Mihail Sosnovschi’s Seyd Pasha (another innovation by Mr. Legris that instead of having a laughable character as the Pascha decided for the more logical choice of a good looking man) left no impression. This non-dancing role is not quite adequate for Mr.Sosnovschi. His pantomime is too subtle, too understated, too “small” for that huge stage. He seemed bored. And this is quite unusual with Mr. Sosnovschi.
On the other hand Lanquedem, as danced by Kirill Kourlaev, is a character to remember: Mr. Kourlaev’s total command of the stage, his beautiful technique (and of a very good pantomime) just made us sit back, relax and “put our feet up” to enjoy a performance without any fears that the dancer might not “make it”. A pleasure for everyone present. Vitality at its best. A danseur.
Unfortunately there was no chemistry between Robert Gabdullin and Maria Yakovleva.
I simply could not “buy it”, not believe the love story that was supposed to go on between the two of them onstage.
Mr. Gabdullin, an extremely gifted dancer with a very clean technique and beautiful lines, gave us a beautiful, daring and corageous Conrad. In every sense.
His special temperament and dramatization of the character were well idealized.
But there was no response from Médora, who seemed to be dancing alone and for herself: sometimes even giving the impression of walking “through”, allowing once in a while Conrad to touch her, support her.
I am looking forward to Mr. Gabdulli’s future.
Miss Yakovleva was correct as Médora, even without any sign of even trying to perform some pantomime BUT unfortunately with a strong tendency to the inelegance of over-extensions.
Even so a good part of the audience seemed to have liked her.
The real star of the evening, along with the choreography and production, was Liudmilla Konovalova as Gulnare. Very thin and looking better than ever, Miss Konovalova’s performance was one of pure joy. After having gone through two “turbulences” on the first act (because of bad partnering by the boys) she emerged as the Queen of the night. Complete in command of her technique she enjoyed the role the Gulnare with all its nuances. Such performances are rare. Performances that fill the audience with joy because of their sensibility, delicacy and strength at the same time and musicality (even adjusting without any effort to the wrong tempo, as mentioned above, given by the conductor).
No coincidence, that, during the bows, all of a sudden Miss Konovalova was center stage: the deserving queen of the evening! Bravo!
Mr. Legris work and legacy to the Ballet world, already immense, increased enormously after last night’s world Première. I wonder how long it will still take until this work is “framed” in its definite version.
At the moment it is already a brilliant piece of work - with quite intricate parts in, if I may say so, very good Nureyev tradition. Yes.
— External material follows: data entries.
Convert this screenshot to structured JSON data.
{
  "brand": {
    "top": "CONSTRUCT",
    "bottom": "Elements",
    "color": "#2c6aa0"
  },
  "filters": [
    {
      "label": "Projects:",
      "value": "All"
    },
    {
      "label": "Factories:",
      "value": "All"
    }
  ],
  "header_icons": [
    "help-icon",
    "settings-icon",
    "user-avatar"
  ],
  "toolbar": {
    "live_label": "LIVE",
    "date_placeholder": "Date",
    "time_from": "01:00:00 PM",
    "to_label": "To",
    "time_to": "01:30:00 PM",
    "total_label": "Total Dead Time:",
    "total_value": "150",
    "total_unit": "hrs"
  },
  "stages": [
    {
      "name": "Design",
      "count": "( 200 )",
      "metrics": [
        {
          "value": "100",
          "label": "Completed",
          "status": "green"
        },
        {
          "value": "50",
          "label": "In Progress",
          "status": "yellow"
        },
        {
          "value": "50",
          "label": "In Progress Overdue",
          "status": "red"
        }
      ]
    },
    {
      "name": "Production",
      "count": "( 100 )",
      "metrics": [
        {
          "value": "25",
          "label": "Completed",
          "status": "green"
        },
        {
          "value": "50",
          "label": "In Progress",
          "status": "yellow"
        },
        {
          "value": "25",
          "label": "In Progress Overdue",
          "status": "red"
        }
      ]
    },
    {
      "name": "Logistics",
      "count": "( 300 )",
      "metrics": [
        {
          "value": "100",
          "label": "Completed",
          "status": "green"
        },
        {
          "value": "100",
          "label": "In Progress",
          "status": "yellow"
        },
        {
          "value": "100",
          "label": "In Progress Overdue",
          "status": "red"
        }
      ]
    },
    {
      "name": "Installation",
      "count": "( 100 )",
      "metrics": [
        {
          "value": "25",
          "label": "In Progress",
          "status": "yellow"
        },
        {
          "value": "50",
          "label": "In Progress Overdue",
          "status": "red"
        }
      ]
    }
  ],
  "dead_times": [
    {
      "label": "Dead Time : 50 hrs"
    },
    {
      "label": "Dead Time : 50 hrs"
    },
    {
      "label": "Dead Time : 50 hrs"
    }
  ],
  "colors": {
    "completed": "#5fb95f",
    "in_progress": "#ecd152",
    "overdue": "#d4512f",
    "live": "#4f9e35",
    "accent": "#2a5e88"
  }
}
As Mr. Dominique Meyer mentioned during his speech in the after-Première Party: "this is an Opera House but the Ballet is now as important as the Opera..."
To be very honest, which Opera Director would/could not be happy about the financial aspect that is brought to the State Opera with the high occupancy, high percentage of seats sold for the ballet performances since the beginning of the "Legris Era"? Economically speaking this is a wonder - if you think about the sales' problems in the MET...
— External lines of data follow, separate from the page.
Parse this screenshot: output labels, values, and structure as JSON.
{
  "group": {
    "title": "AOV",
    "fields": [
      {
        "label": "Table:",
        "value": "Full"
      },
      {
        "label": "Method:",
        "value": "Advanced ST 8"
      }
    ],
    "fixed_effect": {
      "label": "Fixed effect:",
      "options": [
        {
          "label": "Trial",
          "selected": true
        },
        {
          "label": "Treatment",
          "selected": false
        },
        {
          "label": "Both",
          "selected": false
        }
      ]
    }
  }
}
At this point, and to finish this long review, I would like to quote Dame Margot Fonteyn, a person whose thoughts about art I much admire:
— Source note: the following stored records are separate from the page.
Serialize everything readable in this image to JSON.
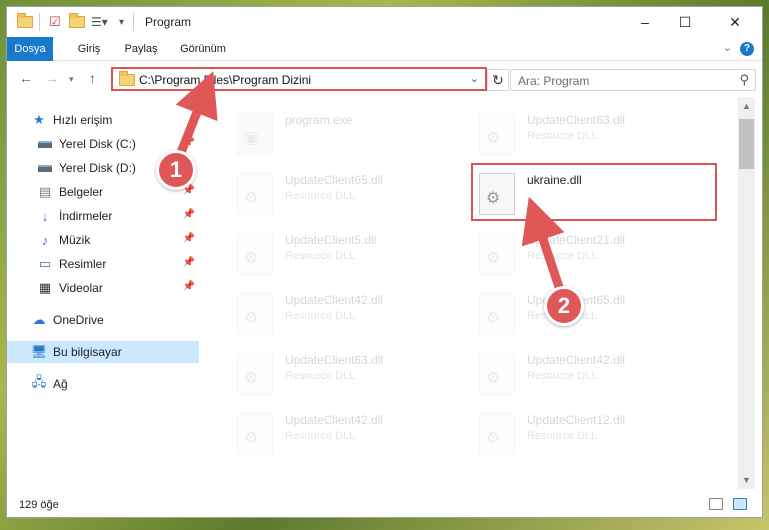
{
  "window": {
    "title": "Program",
    "controls": [
      "–",
      "☐",
      "✕"
    ]
  },
  "ribbon": {
    "tabs": [
      "Dosya",
      "Giriş",
      "Paylaş",
      "Görünüm"
    ],
    "help": "?"
  },
  "address": {
    "path": "C:\\Program Files\\Program Dizini",
    "search_placeholder": "Ara: Program"
  },
  "sidebar": {
    "items": [
      {
        "label": "Hızlı erişim",
        "icon": "star-icon",
        "pinned": false
      },
      {
        "label": "Yerel Disk (C:)",
        "icon": "drive-icon",
        "pinned": true
      },
      {
        "label": "Yerel Disk (D:)",
        "icon": "drive-icon",
        "pinned": true
      },
      {
        "label": "Belgeler",
        "icon": "documents-icon",
        "pinned": true
      },
      {
        "label": "İndirmeler",
        "icon": "downloads-icon",
        "pinned": true
      },
      {
        "label": "Müzik",
        "icon": "music-icon",
        "pinned": true
      },
      {
        "label": "Resimler",
        "icon": "pictures-icon",
        "pinned": true
      },
      {
        "label": "Videolar",
        "icon": "videos-icon",
        "pinned": true
      },
      {
        "label": "OneDrive",
        "icon": "cloud-icon",
        "pinned": false
      },
      {
        "label": "Bu bilgisayar",
        "icon": "computer-icon",
        "pinned": false,
        "selected": true
      },
      {
        "label": "Ağ",
        "icon": "network-icon",
        "pinned": false
      }
    ]
  },
  "files": [
    {
      "name": "program.exe",
      "type": "",
      "highlight": false
    },
    {
      "name": "UpdateClient63.dll",
      "type": "Resource DLL",
      "highlight": false
    },
    {
      "name": "UpdateClient65.dll",
      "type": "Resource DLL",
      "highlight": false
    },
    {
      "name": "ukraine.dll",
      "type": "",
      "highlight": true
    },
    {
      "name": "UpdateClient5.dll",
      "type": "Resource DLL",
      "highlight": false
    },
    {
      "name": "UpdateClient21.dll",
      "type": "Resource DLL",
      "highlight": false
    },
    {
      "name": "UpdateClient42.dll",
      "type": "Resource DLL",
      "highlight": false
    },
    {
      "name": "UpdateClient65.dll",
      "type": "Resource DLL",
      "highlight": false
    },
    {
      "name": "UpdateClient63.dll",
      "type": "Resource DLL",
      "highlight": false
    },
    {
      "name": "UpdateClient42.dll",
      "type": "Resource DLL",
      "highlight": false
    },
    {
      "name": "UpdateClient42.dll",
      "type": "Resource DLL",
      "highlight": false
    },
    {
      "name": "UpdateClient12.dll",
      "type": "Resource DLL",
      "highlight": false
    }
  ],
  "status": {
    "count": "129 öğe"
  },
  "annotations": {
    "badge1": "1",
    "badge2": "2",
    "accent": "#e05757"
  }
}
"The first night is the worst possible time to make a hard and fast criticism: the baby never looks its best on the day it is born".
Thinking about that I would still like to add:
If this baby is already looking like this on its first night, so good, it is surely going to be a beauty, a star of first magnitude.
Film Copyright: Delbeau Films (Balázs Delbó)
...and coming soon!
Film Copyright: Delbeau Films (Balázs Delbó)